So, one of the Senates pork-poo-bahs has had enough of giving out the money, and now he wants his payoff? This could be true, as Lott was always known for trying to find a loophole in the rules. As for who would replace him, both Allah and Captain Ed are hearing that former state representative Chip Pickering may be the one chosen to succeed Lott. There's a problem waiting to happen: Pickering has dismal numbers from the Club For Growth's "RePork card" (2%), and he was mentored by Lott, so in essence, we'll get a "Trent Lott, Jr." in place of the original. I like Allah's suggestion that Amy Tuck might be pegged to take the seat. After all, she left the Democrat party due to policy differences on matters like national security, spending, and abortion. In the end, it's up to Governor Barbour as to who will be chosen to complete Lott's term in office.

I'd like to say we're saddened by this, but the only thing that has us concerned is that now we have 23 seats to defend in the upcoming election. It's not going to be an easy road to climb, but it's one we have to undertake regardless. The next president will need to have all the support in the Senate they can muster to get their appointments through. That's especially true for any judicial nominations that will, most assuredly, be coming. But as for the question about shedding tears over Lott's departure, no we're not.

The only other bright spot we see in all of this is that Lott's replacement as whip might just be John Kyl. Say what you want about Kyl, especially with his involvement in immigration reform, but one thing Kyl isn't is Trent Lott. He is a hard-nosed, fiscal minded conservative, and he was one person we were hoping would get the whip's job in the first place. He'll keep the ranks in line int he Senate, and he won't back down from the Democrats. So, even on a cloudy day, the clouds still have a silver lining.

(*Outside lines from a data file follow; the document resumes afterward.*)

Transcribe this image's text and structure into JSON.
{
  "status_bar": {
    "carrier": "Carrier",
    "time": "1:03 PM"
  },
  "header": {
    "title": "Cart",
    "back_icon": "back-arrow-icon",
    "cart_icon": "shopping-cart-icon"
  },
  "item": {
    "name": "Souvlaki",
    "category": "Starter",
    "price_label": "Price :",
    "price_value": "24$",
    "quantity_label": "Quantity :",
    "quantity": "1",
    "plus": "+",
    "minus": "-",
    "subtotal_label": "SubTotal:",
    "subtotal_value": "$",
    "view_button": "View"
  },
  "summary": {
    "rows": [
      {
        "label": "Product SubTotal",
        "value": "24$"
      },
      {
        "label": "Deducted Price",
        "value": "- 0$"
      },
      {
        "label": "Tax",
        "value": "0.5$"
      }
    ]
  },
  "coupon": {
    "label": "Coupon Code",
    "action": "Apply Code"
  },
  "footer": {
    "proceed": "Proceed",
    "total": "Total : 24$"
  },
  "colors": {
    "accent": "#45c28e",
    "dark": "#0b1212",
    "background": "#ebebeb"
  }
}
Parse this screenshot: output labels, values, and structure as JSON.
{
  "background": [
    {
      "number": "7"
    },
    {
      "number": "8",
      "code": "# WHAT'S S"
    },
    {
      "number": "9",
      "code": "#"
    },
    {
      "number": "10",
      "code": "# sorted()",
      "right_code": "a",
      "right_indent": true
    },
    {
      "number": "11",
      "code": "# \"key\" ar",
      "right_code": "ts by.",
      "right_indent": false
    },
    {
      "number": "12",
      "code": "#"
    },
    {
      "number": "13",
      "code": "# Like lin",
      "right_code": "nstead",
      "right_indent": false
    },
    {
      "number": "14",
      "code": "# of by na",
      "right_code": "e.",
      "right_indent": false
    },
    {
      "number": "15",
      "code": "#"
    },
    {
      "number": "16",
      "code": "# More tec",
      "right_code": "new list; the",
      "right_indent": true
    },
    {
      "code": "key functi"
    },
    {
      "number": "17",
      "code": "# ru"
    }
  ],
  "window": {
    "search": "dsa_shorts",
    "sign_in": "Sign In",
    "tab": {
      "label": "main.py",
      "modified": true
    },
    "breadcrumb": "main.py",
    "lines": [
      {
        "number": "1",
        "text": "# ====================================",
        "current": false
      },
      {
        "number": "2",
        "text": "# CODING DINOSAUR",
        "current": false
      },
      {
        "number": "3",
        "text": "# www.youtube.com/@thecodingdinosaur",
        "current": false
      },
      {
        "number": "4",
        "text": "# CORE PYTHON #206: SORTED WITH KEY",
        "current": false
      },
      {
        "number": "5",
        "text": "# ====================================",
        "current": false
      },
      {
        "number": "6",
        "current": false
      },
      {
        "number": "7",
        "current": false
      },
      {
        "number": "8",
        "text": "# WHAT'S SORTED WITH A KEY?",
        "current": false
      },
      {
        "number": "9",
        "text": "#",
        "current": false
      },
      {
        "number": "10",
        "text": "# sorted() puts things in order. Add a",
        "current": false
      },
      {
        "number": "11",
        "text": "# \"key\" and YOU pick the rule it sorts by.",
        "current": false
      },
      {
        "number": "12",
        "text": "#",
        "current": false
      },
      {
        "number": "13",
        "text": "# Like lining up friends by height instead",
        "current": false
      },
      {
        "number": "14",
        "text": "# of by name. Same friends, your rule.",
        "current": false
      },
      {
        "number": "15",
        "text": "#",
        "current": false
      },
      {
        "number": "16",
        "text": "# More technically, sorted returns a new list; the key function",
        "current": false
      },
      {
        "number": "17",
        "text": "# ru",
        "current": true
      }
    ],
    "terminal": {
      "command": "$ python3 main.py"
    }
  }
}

Publius II


Post a Comment

Subscribe to Post Comments [Atom]

<< Home